Instructions to follow. All of the data below should be copied exactly as it stands.

** Records for processing follows **

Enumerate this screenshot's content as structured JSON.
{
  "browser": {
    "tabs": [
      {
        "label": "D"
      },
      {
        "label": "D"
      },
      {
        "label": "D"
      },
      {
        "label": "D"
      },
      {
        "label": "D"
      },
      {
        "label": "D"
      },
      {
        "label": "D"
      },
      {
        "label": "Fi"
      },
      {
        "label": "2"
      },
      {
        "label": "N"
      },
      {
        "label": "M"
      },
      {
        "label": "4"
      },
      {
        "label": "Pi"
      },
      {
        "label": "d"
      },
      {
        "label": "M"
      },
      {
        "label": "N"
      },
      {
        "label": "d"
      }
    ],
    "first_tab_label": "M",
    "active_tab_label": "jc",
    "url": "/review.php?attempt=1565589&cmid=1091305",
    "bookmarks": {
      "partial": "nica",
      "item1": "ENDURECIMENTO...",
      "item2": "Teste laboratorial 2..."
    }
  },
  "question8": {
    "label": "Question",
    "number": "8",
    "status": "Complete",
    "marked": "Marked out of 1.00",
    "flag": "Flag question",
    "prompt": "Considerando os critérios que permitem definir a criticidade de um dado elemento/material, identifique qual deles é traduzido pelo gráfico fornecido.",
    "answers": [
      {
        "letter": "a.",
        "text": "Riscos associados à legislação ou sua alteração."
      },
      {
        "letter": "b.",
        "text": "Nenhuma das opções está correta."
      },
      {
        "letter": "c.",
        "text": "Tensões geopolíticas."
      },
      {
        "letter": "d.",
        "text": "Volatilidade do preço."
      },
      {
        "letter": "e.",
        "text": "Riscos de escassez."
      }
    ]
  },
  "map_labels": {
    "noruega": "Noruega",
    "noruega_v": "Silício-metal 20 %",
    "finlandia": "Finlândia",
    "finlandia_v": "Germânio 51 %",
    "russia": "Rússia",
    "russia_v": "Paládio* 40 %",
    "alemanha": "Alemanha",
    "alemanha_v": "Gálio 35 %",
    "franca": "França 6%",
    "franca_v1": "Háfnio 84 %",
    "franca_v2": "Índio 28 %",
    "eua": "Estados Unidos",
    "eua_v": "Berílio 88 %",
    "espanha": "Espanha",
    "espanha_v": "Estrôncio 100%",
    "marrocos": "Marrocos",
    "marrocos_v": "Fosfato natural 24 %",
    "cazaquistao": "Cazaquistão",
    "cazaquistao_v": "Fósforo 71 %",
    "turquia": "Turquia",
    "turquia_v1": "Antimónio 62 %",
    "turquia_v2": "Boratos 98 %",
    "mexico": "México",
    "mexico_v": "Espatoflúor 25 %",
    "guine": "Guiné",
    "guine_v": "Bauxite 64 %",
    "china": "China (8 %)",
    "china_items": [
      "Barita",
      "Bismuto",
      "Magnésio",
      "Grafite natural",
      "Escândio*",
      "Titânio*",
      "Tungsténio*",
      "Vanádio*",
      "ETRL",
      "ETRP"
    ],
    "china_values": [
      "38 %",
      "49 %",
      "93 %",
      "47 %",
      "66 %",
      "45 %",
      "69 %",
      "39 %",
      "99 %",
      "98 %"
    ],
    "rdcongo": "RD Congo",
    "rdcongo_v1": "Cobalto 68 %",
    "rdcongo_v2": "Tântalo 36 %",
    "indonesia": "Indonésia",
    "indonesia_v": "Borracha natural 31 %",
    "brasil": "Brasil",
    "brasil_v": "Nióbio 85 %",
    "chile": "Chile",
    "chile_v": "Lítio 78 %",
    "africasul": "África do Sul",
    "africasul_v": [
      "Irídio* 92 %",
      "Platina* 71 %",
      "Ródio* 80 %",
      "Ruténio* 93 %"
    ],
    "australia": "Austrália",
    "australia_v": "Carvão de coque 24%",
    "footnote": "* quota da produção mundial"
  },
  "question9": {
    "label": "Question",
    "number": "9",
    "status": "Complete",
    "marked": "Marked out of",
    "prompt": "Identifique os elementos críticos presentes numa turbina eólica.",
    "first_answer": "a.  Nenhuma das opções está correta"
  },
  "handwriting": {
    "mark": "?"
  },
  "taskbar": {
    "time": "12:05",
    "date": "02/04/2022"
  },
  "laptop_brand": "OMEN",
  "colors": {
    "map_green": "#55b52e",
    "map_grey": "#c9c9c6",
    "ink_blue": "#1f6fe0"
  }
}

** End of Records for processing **

Answer area.
Enumerate this screenshot's content as structured JSON.
{
  "browser": {
    "tabs": [
      {
        "label": "D"
      },
      {
        "label": "D"
      },
      {
        "label": "D"
      },
      {
        "label": "D"
      },
      {
        "label": "D"
      },
      {
        "label": "D"
      },
      {
        "label": "D"
      },
      {
        "label": "Fi"
      },
      {
        "label": "2"
      },
      {
        "label": "N"
      },
      {
        "label": "M"
      },
      {
        "label": "4"
      },
      {
        "label": "Pi"
      },
      {
        "label": "d"
      },
      {
        "label": "M"
      },
      {
        "label": "N"
      },
      {
        "label": "d"
      }
    ],
    "first_tab_label": "M",
    "active_tab_label": "jc",
    "url": "/review.php?attempt=1565589&cmid=1091305",
    "bookmarks": {
      "partial": "nica",
      "item1": "ENDURECIMENTO...",
      "item2": "Teste laboratorial 2..."
    }
  },
  "question8": {
    "label": "Question",
    "number": "8",
    "status": "Complete",
    "marked": "Marked out of 1.00",
    "flag": "Flag question",
    "prompt": "Considerando os critérios que permitem definir a criticidade de um dado elemento/material, identifique qual deles é traduzido pelo gráfico fornecido.",
    "answers": [
      {
        "letter": "a.",
        "text": "Riscos associados à legislação ou sua alteração."
      },
      {
        "letter": "b.",
        "text": "Nenhuma das opções está correta."
      },
      {
        "letter": "c.",
        "text": "Tensões geopolíticas."
      },
      {
        "letter": "d.",
        "text": "Volatilidade do preço."
      },
      {
        "letter": "e.",
        "text": "Riscos de escassez."
      }
    ]
  },
  "map_labels": {
    "noruega": "Noruega",
    "noruega_v": "Silício-metal 20 %",
    "finlandia": "Finlândia",
    "finlandia_v": "Germânio 51 %",
    "russia": "Rússia",
    "russia_v": "Paládio* 40 %",
    "alemanha": "Alemanha",
    "alemanha_v": "Gálio 35 %",
    "franca": "França 6%",
    "franca_v1": "Háfnio 84 %",
    "franca_v2": "Índio 28 %",
    "eua": "Estados Unidos",
    "eua_v": "Berílio 88 %",
    "espanha": "Espanha",
    "espanha_v": "Estrôncio 100%",
    "marrocos": "Marrocos",
    "marrocos_v": "Fosfato natural 24 %",
    "cazaquistao": "Cazaquistão",
    "cazaquistao_v": "Fósforo 71 %",
    "turquia": "Turquia",
    "turquia_v1": "Antimónio 62 %",
    "turquia_v2": "Boratos 98 %",
    "mexico": "México",
    "mexico_v": "Espatoflúor 25 %",
    "guine": "Guiné",
    "guine_v": "Bauxite 64 %",
    "china": "China (8 %)",
    "china_items": [
      "Barita",
      "Bismuto",
      "Magnésio",
      "Grafite natural",
      "Escândio*",
      "Titânio*",
      "Tungsténio*",
      "Vanádio*",
      "ETRL",
      "ETRP"
    ],
    "china_values": [
      "38 %",
      "49 %",
      "93 %",
      "47 %",
      "66 %",
      "45 %",
      "69 %",
      "39 %",
      "99 %",
      "98 %"
    ],
    "rdcongo": "RD Congo",
    "rdcongo_v1": "Cobalto 68 %",
    "rdcongo_v2": "Tântalo 36 %",
    "indonesia": "Indonésia",
    "indonesia_v": "Borracha natural 31 %",
    "brasil": "Brasil",
    "brasil_v": "Nióbio 85 %",
    "chile": "Chile",
    "chile_v": "Lítio 78 %",
    "africasul": "África do Sul",
    "africasul_v": [
      "Irídio* 92 %",
      "Platina* 71 %",
      "Ródio* 80 %",
      "Ruténio* 93 %"
    ],
    "australia": "Austrália",
    "australia_v": "Carvão de coque 24%",
    "footnote": "* quota da produção mundial"
  },
  "question9": {
    "label": "Question",
    "number": "9",
    "status": "Complete",
    "marked": "Marked out of",
    "prompt": "Identifique os elementos críticos presentes numa turbina eólica.",
    "first_answer": "a.  Nenhuma das opções está correta"
  },
  "handwriting": {
    "mark": "?"
  },
  "taskbar": {
    "time": "12:05",
    "date": "02/04/2022"
  },
  "laptop_brand": "OMEN",
  "colors": {
    "map_green": "#55b52e",
    "map_grey": "#c9c9c6",
    "ink_blue": "#1f6fe0"
  }
}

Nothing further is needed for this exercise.